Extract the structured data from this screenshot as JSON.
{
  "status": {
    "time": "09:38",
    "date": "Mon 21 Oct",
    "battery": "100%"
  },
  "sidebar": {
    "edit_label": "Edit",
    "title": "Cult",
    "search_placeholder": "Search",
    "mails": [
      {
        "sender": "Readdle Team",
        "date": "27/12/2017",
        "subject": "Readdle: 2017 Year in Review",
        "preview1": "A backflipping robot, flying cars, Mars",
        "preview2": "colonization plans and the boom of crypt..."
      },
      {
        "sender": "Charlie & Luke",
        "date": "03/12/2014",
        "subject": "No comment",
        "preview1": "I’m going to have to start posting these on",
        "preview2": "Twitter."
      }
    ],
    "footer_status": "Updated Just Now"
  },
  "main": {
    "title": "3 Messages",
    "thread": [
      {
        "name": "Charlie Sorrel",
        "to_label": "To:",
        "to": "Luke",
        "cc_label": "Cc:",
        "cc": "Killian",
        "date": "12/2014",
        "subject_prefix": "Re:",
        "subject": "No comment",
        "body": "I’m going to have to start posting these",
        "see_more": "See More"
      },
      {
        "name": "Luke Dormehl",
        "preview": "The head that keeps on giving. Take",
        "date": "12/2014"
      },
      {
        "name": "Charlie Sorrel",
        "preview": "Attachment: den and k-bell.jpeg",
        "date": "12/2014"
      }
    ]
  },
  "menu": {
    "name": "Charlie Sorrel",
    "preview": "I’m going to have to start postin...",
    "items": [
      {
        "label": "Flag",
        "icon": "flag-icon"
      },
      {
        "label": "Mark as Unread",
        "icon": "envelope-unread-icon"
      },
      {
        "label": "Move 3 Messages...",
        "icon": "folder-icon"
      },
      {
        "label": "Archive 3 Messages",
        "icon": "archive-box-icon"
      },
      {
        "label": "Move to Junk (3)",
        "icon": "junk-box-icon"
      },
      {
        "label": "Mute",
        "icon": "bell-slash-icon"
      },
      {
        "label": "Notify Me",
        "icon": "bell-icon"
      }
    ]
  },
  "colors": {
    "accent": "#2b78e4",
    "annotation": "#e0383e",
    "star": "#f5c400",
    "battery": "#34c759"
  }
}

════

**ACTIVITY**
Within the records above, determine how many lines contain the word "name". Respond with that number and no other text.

**ANSWER TO THE PROBLEM**
4